Task details -> Give the data below again exactly as written, without its pictures.

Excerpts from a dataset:

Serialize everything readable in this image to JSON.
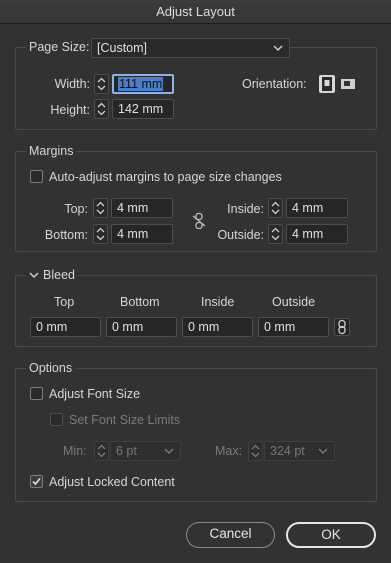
{
  "window": {
    "title": "Adjust Layout"
  },
  "page": {
    "page_size_label": "Page Size:",
    "page_size_value": "[Custom]",
    "width_label": "Width:",
    "width_value": "111 mm",
    "height_label": "Height:",
    "height_value": "142 mm",
    "orientation_label": "Orientation:"
  },
  "margins": {
    "title": "Margins",
    "auto_adjust_label": "Auto-adjust margins to page size changes",
    "auto_adjust_checked": false,
    "top_label": "Top:",
    "top_value": "4 mm",
    "bottom_label": "Bottom:",
    "bottom_value": "4 mm",
    "inside_label": "Inside:",
    "inside_value": "4 mm",
    "outside_label": "Outside:",
    "outside_value": "4 mm"
  },
  "bleed": {
    "title": "Bleed",
    "columns": [
      "Top",
      "Bottom",
      "Inside",
      "Outside"
    ],
    "values": [
      "0 mm",
      "0 mm",
      "0 mm",
      "0 mm"
    ]
  },
  "options": {
    "title": "Options",
    "adjust_font_size_label": "Adjust Font Size",
    "adjust_font_size_checked": false,
    "set_font_size_limits_label": "Set Font Size Limits",
    "set_font_size_limits_checked": false,
    "min_label": "Min:",
    "min_value": "6 pt",
    "max_label": "Max:",
    "max_value": "324 pt",
    "adjust_locked_label": "Adjust Locked Content",
    "adjust_locked_checked": true
  },
  "buttons": {
    "cancel": "Cancel",
    "ok": "OK"
  },
  "colors": {
    "background": "#323232",
    "field": "#262626",
    "selection": "#4a7ec8",
    "focus_ring": "#8fb1e3"
  }
}
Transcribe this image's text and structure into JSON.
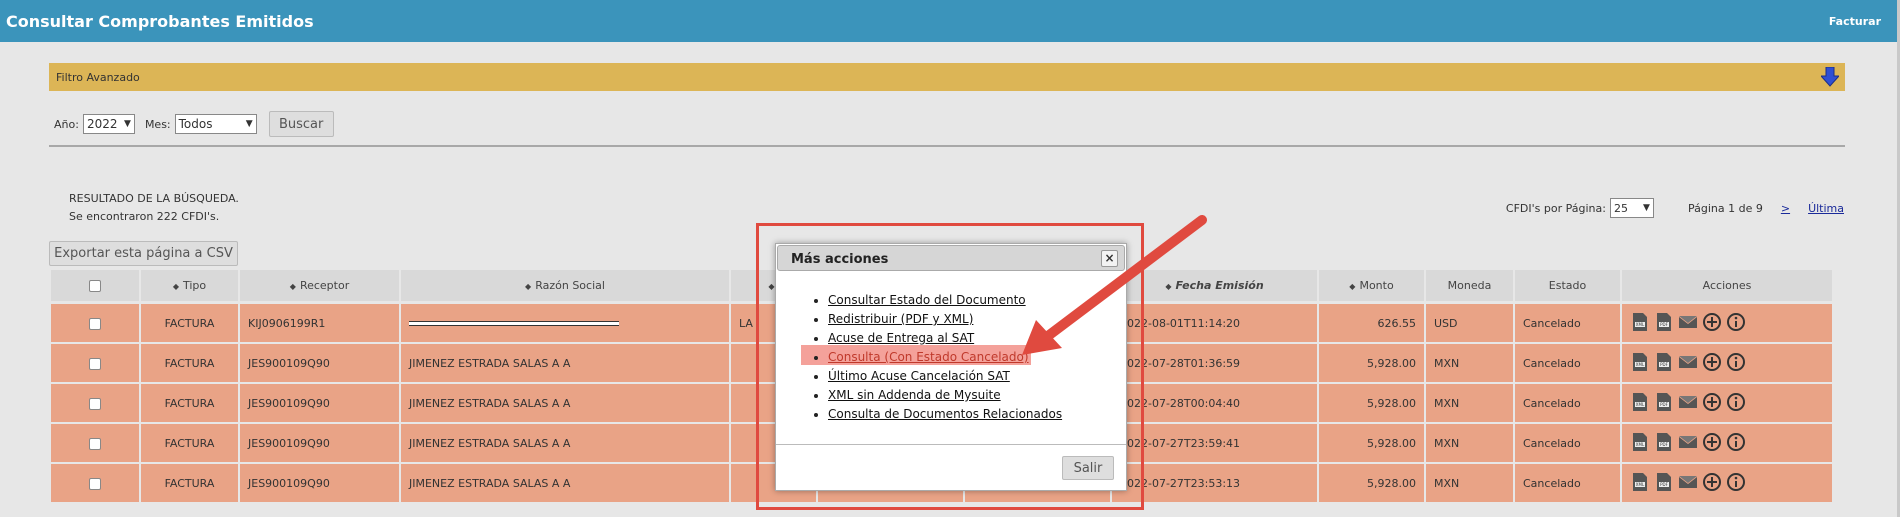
{
  "header": {
    "title": "Consultar Comprobantes Emitidos",
    "right_link": "Facturar",
    "bar_color": "#3b94bb"
  },
  "filter": {
    "bar_label": "Filtro Avanzado",
    "bar_color": "#dcb556",
    "year_label": "Año:",
    "year_value": "2022",
    "month_label": "Mes:",
    "month_value": "Todos",
    "search_button": "Buscar"
  },
  "result": {
    "line1": "RESULTADO DE LA BÚSQUEDA.",
    "line2": "Se encontraron 222 CFDI's.",
    "per_page_label": "CFDI's por Página:",
    "per_page_value": "25",
    "page_info": "Página 1 de 9",
    "next": ">",
    "last": "Última",
    "export_button": "Exportar esta página a CSV"
  },
  "table": {
    "columns": [
      "Tipo",
      "Receptor",
      "Razón Social",
      "",
      "",
      "",
      "Fecha Emisión",
      "Monto",
      "Moneda",
      "Estado",
      "Acciones"
    ],
    "row_color": "#e9a386",
    "rows": [
      {
        "tipo": "FACTURA",
        "receptor": "KIJ0906199R1",
        "razon": "",
        "extra": "LA",
        "fecha": "2022-08-01T11:14:20",
        "monto": "626.55",
        "moneda": "USD",
        "estado": "Cancelado"
      },
      {
        "tipo": "FACTURA",
        "receptor": "JES900109Q90",
        "razon": "JIMENEZ ESTRADA SALAS A A",
        "extra": "",
        "fecha": "2022-07-28T01:36:59",
        "monto": "5,928.00",
        "moneda": "MXN",
        "estado": "Cancelado"
      },
      {
        "tipo": "FACTURA",
        "receptor": "JES900109Q90",
        "razon": "JIMENEZ ESTRADA SALAS A A",
        "extra": "",
        "fecha": "2022-07-28T00:04:40",
        "monto": "5,928.00",
        "moneda": "MXN",
        "estado": "Cancelado"
      },
      {
        "tipo": "FACTURA",
        "receptor": "JES900109Q90",
        "razon": "JIMENEZ ESTRADA SALAS A A",
        "extra": "",
        "fecha": "2022-07-27T23:59:41",
        "monto": "5,928.00",
        "moneda": "MXN",
        "estado": "Cancelado"
      },
      {
        "tipo": "FACTURA",
        "receptor": "JES900109Q90",
        "razon": "JIMENEZ ESTRADA SALAS A A",
        "extra": "",
        "fecha": "2022-07-27T23:53:13",
        "monto": "5,928.00",
        "moneda": "MXN",
        "estado": "Cancelado"
      }
    ],
    "action_icons": [
      "xml-file-icon",
      "pdf-file-icon",
      "envelope-icon",
      "plus-circle-icon",
      "info-circle-icon"
    ]
  },
  "dialog": {
    "title": "Más acciones",
    "close": "×",
    "items": [
      "Consultar Estado del Documento",
      "Redistribuir (PDF y XML)",
      "Acuse de Entrega al SAT",
      "Consulta (Con Estado Cancelado)",
      "Último Acuse Cancelación SAT",
      "XML sin Addenda de Mysuite",
      "Consulta de Documentos Relacionados"
    ],
    "highlighted_index": 3,
    "exit_button": "Salir",
    "annotation_color": "#e04a3f"
  }
}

Reply ->
Serialize everything readable in this image to JSON.
{
  "window": {
    "title": "Adjust Layout"
  },
  "page": {
    "page_size_label": "Page Size:",
    "page_size_value": "[Custom]",
    "width_label": "Width:",
    "width_value": "111 mm",
    "height_label": "Height:",
    "height_value": "142 mm",
    "orientation_label": "Orientation:"
  },
  "margins": {
    "title": "Margins",
    "auto_adjust_label": "Auto-adjust margins to page size changes",
    "auto_adjust_checked": false,
    "top_label": "Top:",
    "top_value": "4 mm",
    "bottom_label": "Bottom:",
    "bottom_value": "4 mm",
    "inside_label": "Inside:",
    "inside_value": "4 mm",
    "outside_label": "Outside:",
    "outside_value": "4 mm"
  },
  "bleed": {
    "title": "Bleed",
    "columns": [
      "Top",
      "Bottom",
      "Inside",
      "Outside"
    ],
    "values": [
      "0 mm",
      "0 mm",
      "0 mm",
      "0 mm"
    ]
  },
  "options": {
    "title": "Options",
    "adjust_font_size_label": "Adjust Font Size",
    "adjust_font_size_checked": false,
    "set_font_size_limits_label": "Set Font Size Limits",
    "set_font_size_limits_checked": false,
    "min_label": "Min:",
    "min_value": "6 pt",
    "max_label": "Max:",
    "max_value": "324 pt",
    "adjust_locked_label": "Adjust Locked Content",
    "adjust_locked_checked": true
  },
  "buttons": {
    "cancel": "Cancel",
    "ok": "OK"
  },
  "colors": {
    "background": "#323232",
    "field": "#262626",
    "selection": "#4a7ec8",
    "focus_ring": "#8fb1e3"
  }
}
Transcribe this image's text and structure into JSON.
{
  "header": {
    "title": "Consultar Comprobantes Emitidos",
    "right_link": "Facturar",
    "bar_color": "#3b94bb"
  },
  "filter": {
    "bar_label": "Filtro Avanzado",
    "bar_color": "#dcb556",
    "year_label": "Año:",
    "year_value": "2022",
    "month_label": "Mes:",
    "month_value": "Todos",
    "search_button": "Buscar"
  },
  "result": {
    "line1": "RESULTADO DE LA BÚSQUEDA.",
    "line2": "Se encontraron 222 CFDI's.",
    "per_page_label": "CFDI's por Página:",
    "per_page_value": "25",
    "page_info": "Página 1 de 9",
    "next": ">",
    "last": "Última",
    "export_button": "Exportar esta página a CSV"
  },
  "table": {
    "columns": [
      "Tipo",
      "Receptor",
      "Razón Social",
      "",
      "",
      "",
      "Fecha Emisión",
      "Monto",
      "Moneda",
      "Estado",
      "Acciones"
    ],
    "row_color": "#e9a386",
    "rows": [
      {
        "tipo": "FACTURA",
        "receptor": "KIJ0906199R1",
        "razon": "",
        "extra": "LA",
        "fecha": "2022-08-01T11:14:20",
        "monto": "626.55",
        "moneda": "USD",
        "estado": "Cancelado"
      },
      {
        "tipo": "FACTURA",
        "receptor": "JES900109Q90",
        "razon": "JIMENEZ ESTRADA SALAS A A",
        "extra": "",
        "fecha": "2022-07-28T01:36:59",
        "monto": "5,928.00",
        "moneda": "MXN",
        "estado": "Cancelado"
      },
      {
        "tipo": "FACTURA",
        "receptor": "JES900109Q90",
        "razon": "JIMENEZ ESTRADA SALAS A A",
        "extra": "",
        "fecha": "2022-07-28T00:04:40",
        "monto": "5,928.00",
        "moneda": "MXN",
        "estado": "Cancelado"
      },
      {
        "tipo": "FACTURA",
        "receptor": "JES900109Q90",
        "razon": "JIMENEZ ESTRADA SALAS A A",
        "extra": "",
        "fecha": "2022-07-27T23:59:41",
        "monto": "5,928.00",
        "moneda": "MXN",
        "estado": "Cancelado"
      },
      {
        "tipo": "FACTURA",
        "receptor": "JES900109Q90",
        "razon": "JIMENEZ ESTRADA SALAS A A",
        "extra": "",
        "fecha": "2022-07-27T23:53:13",
        "monto": "5,928.00",
        "moneda": "MXN",
        "estado": "Cancelado"
      }
    ],
    "action_icons": [
      "xml-file-icon",
      "pdf-file-icon",
      "envelope-icon",
      "plus-circle-icon",
      "info-circle-icon"
    ]
  },
  "dialog": {
    "title": "Más acciones",
    "close": "×",
    "items": [
      "Consultar Estado del Documento",
      "Redistribuir (PDF y XML)",
      "Acuse de Entrega al SAT",
      "Consulta (Con Estado Cancelado)",
      "Último Acuse Cancelación SAT",
      "XML sin Addenda de Mysuite",
      "Consulta de Documentos Relacionados"
    ],
    "highlighted_index": 3,
    "exit_button": "Salir",
    "annotation_color": "#e04a3f"
  }
}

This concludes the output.